What is being asked:
From the entries below, copy every line where the string "insert" appears.

- Opening Delimiter -

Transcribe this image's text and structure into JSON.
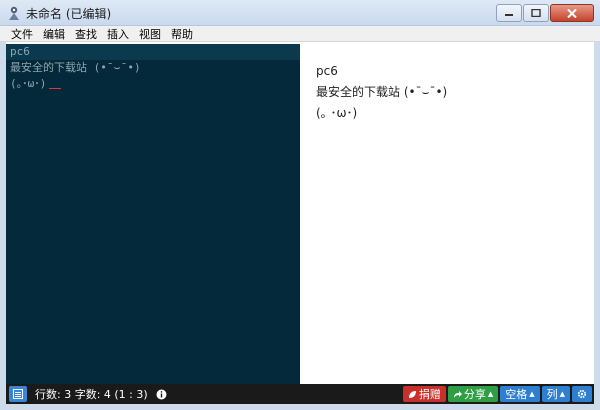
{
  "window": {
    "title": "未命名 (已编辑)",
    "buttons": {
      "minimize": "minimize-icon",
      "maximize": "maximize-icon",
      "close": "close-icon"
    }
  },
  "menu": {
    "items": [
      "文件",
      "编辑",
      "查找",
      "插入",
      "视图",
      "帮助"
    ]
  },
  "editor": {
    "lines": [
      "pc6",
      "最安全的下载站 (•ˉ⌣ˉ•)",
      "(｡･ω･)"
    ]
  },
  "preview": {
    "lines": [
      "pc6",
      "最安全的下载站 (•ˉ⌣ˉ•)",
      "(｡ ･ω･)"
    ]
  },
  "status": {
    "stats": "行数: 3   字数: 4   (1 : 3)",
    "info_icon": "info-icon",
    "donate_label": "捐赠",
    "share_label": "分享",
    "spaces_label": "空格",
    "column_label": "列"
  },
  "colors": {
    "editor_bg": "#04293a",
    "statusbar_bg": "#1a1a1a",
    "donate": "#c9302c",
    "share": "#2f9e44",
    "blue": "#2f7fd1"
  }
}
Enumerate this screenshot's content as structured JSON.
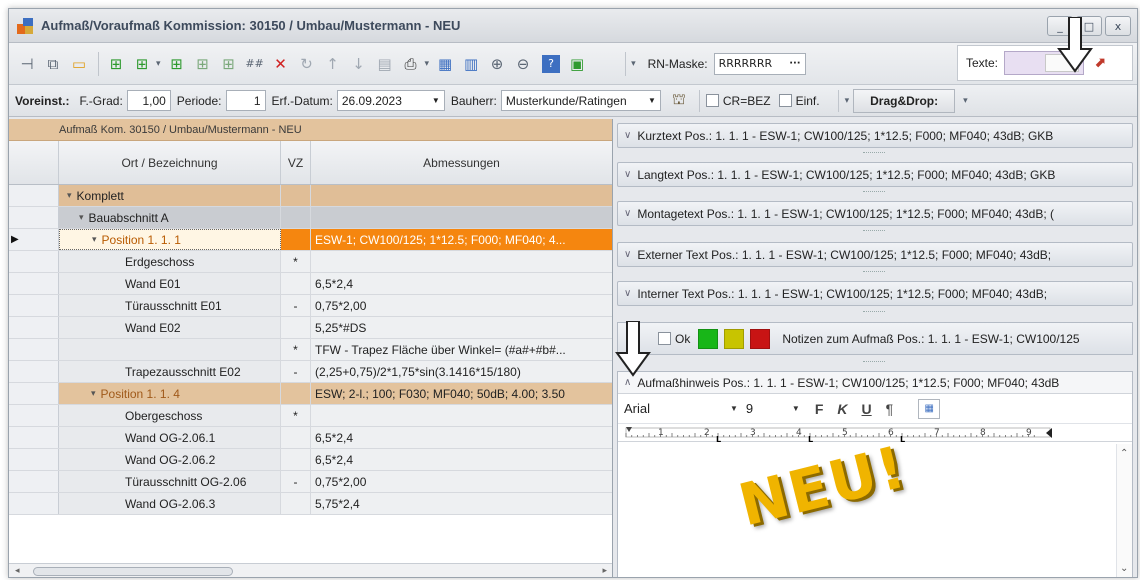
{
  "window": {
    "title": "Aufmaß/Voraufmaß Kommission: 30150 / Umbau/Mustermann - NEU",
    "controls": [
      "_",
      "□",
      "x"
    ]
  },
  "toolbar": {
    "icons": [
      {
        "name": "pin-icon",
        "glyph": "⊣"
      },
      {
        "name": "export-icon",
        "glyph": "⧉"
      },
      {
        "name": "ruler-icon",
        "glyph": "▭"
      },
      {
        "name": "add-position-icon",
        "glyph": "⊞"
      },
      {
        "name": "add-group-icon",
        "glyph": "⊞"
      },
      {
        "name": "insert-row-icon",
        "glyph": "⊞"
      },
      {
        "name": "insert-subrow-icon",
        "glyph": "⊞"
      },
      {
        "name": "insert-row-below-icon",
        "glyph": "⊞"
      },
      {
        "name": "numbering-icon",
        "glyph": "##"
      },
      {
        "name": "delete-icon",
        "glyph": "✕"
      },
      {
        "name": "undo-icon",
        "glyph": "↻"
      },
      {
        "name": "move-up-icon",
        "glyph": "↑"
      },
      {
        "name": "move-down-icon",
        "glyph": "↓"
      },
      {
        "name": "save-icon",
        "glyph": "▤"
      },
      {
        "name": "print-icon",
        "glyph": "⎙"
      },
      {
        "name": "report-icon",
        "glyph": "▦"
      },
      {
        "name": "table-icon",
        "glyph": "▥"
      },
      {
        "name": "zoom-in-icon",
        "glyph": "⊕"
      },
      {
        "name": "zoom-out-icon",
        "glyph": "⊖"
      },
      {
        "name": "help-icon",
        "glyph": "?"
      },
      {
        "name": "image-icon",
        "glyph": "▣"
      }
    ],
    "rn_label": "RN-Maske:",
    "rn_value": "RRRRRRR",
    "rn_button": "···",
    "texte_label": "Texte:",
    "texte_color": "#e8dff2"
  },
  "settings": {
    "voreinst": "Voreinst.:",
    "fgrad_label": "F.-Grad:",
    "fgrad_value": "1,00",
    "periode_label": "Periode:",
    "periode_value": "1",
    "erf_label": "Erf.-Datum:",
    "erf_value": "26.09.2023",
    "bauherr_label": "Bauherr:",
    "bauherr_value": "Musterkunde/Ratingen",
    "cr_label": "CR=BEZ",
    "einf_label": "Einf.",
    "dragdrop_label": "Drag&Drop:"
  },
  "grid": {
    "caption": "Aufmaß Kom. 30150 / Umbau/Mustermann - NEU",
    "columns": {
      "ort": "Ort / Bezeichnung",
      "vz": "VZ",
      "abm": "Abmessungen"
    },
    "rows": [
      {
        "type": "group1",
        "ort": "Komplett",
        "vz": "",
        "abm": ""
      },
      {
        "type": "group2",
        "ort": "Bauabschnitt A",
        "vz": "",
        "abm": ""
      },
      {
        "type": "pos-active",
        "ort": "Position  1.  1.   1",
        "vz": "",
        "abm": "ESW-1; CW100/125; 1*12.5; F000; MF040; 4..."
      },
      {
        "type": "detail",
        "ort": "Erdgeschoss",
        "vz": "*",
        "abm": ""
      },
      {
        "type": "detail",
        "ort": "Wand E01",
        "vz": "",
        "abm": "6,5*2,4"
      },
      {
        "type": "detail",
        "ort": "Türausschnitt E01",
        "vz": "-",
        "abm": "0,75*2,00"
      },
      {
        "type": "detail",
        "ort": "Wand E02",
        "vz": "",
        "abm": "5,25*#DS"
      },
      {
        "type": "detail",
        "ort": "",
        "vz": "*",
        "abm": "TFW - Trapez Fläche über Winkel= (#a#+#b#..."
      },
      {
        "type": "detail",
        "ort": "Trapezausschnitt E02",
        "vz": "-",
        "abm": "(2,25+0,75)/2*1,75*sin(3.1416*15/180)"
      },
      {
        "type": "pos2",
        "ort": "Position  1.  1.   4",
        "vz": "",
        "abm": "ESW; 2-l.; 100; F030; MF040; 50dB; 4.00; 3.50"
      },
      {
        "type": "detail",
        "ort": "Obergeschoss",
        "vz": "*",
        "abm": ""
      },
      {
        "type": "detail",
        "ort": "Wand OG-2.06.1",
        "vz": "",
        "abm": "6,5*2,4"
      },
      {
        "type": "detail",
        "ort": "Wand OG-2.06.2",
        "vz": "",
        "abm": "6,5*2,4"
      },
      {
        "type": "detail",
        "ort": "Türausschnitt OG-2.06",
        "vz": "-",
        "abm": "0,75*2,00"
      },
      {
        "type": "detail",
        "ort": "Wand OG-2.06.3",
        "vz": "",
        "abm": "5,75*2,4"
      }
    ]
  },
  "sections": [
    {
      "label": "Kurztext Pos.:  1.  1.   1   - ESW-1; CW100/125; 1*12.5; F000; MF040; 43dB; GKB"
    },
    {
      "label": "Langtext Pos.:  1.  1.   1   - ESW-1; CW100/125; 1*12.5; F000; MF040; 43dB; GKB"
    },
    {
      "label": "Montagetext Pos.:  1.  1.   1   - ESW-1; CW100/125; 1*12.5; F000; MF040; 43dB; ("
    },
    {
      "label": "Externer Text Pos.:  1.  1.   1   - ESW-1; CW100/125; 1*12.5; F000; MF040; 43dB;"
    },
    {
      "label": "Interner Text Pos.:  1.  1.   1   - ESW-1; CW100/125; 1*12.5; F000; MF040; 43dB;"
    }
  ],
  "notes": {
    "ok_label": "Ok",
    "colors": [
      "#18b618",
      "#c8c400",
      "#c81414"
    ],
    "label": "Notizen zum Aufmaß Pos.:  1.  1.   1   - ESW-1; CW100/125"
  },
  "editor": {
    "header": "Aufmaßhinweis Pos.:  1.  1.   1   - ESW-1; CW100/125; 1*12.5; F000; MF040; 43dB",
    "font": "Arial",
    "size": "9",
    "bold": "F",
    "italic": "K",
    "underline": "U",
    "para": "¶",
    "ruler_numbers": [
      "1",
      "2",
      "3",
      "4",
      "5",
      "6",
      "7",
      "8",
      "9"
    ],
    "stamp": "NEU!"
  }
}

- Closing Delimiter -

Response:
        "name": "insert-row-icon",
        "name": "insert-subrow-icon",
        "name": "insert-row-below-icon",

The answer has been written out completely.